Posted 10/16/13 (Wed)
By Kate Ruggles
Farmer Staff Writer
Taking care of McKenzie County’s roads has become an increasing concern for the McKenzie County Commissioners, especially since the county pays millions each year to repair damages made to county roads by heavy oilfield truck traffic.
That is why, following the heavy rains last Friday, the McKenzie County Commissioners decided to enforce a load restriction on county roads until the rains had stopped and the roads were deemed suitable for heavier traffic.
According to Ron Anderson, McKenzie County commissioner, a slow rain, like last Friday’s, damages the county roads. And damaged county roads are not only unsafe, they are becoming expensive to repair.
“Too much rain can cause the roads to get sloppy and soft. And it becomes a safety issue” states Jerry Samuelson, McKenzie County Emergency manager. “We have even had people go into the ditch. The point is to save our county’s roads, but we are trying to avoid accidents as well.”
Anderson states that he had met with oil companies recently at which time he gave a presentation about the county’s road problems. He talked with them about how expensive the county roads are to repair each year and how much damage can occur when heavy traffic is present on soft roadways. He also talked with them about the fact that damaged roads are not good for county residents, much as they are not good for the oil industry.
“They were not as opposed as they could have been to the idea of road limits when the ground is soft,” states Anderson. “But they requested that we divide the county into zones, because McKenzie County covers a large area. It could be raining near Sidney and roads in the Keene area would not be affected.”

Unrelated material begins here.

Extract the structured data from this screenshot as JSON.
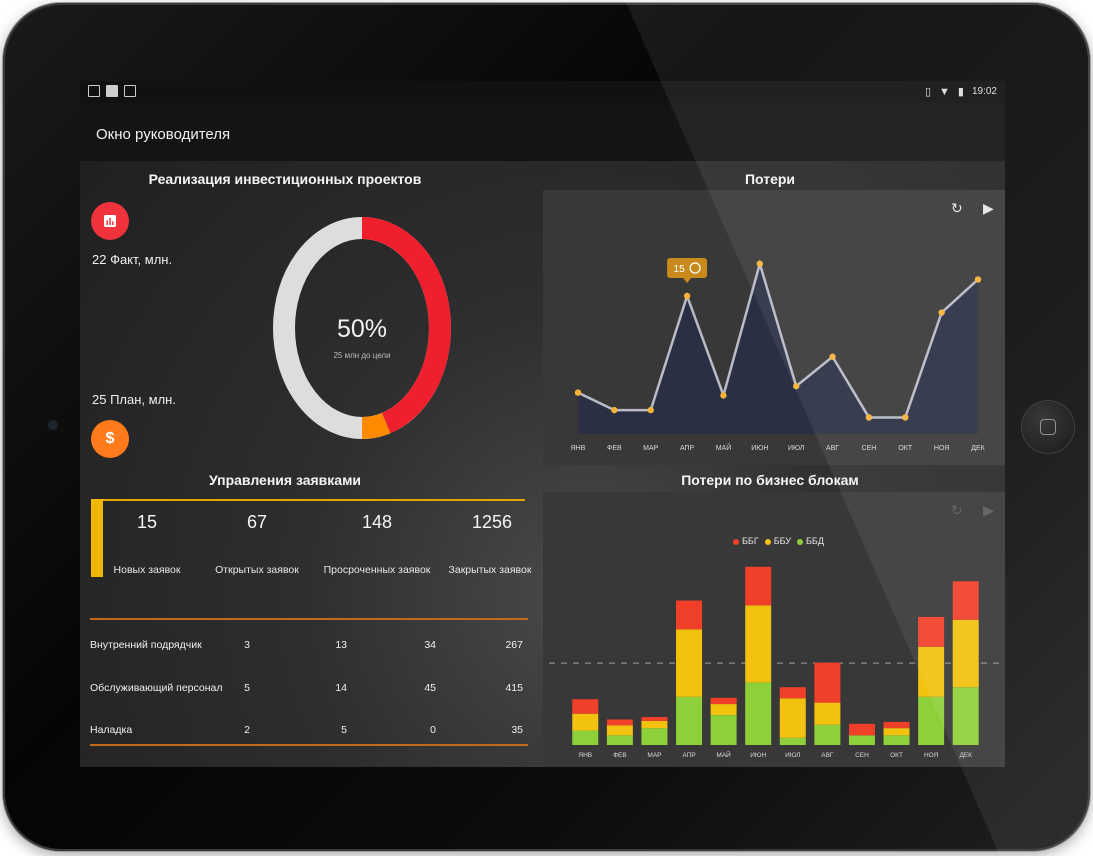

Though the commissioners agreed into dividing the county into four zones for emergency management purposes, on Friday, Oct. 11, when 1½ inches of rainfall had accumulated by 4 p.m. and the rain was still falling, the county decided to restrict all zones.
Every county road in McKenzie County was restricted to a six-ton gross limit, or 12,000 pounds total load capacity. That restriction was kept in place until Saturday at noon. But according to Samuelson, that was too soon for the roads to completely dry out, especially since it began raining again in McKenzie County early Monday morning.
“We reinstated the load restriction for all zones in McKenzie County on Monday at 7:30 a.m. because the roads were still in bad shape,” states Samuelson. “Some school bus drivers called and said they could not get through to pick up some of the students on their routes.”
All-in-all, it began raining late on Thursday night with the rains continuing throughout Friday and into the early morning on Saturday. Samuelson states that he heard reports of as much as three inches of rainfall in the Grassy Butte area, which is why when the rain began again early Monday morning, the county closed the roads to heavy truck traffic again.
“It just does not look good,” states Samuelson. “It does not look like we will be able to get these roads to dry out in one day.”
According to Samuelson, the county commissioners were going to reevaluate the road situation on Tuesday. But whether or not the commissioners decide to lift the restrictions depends on the road conditions after the rains end.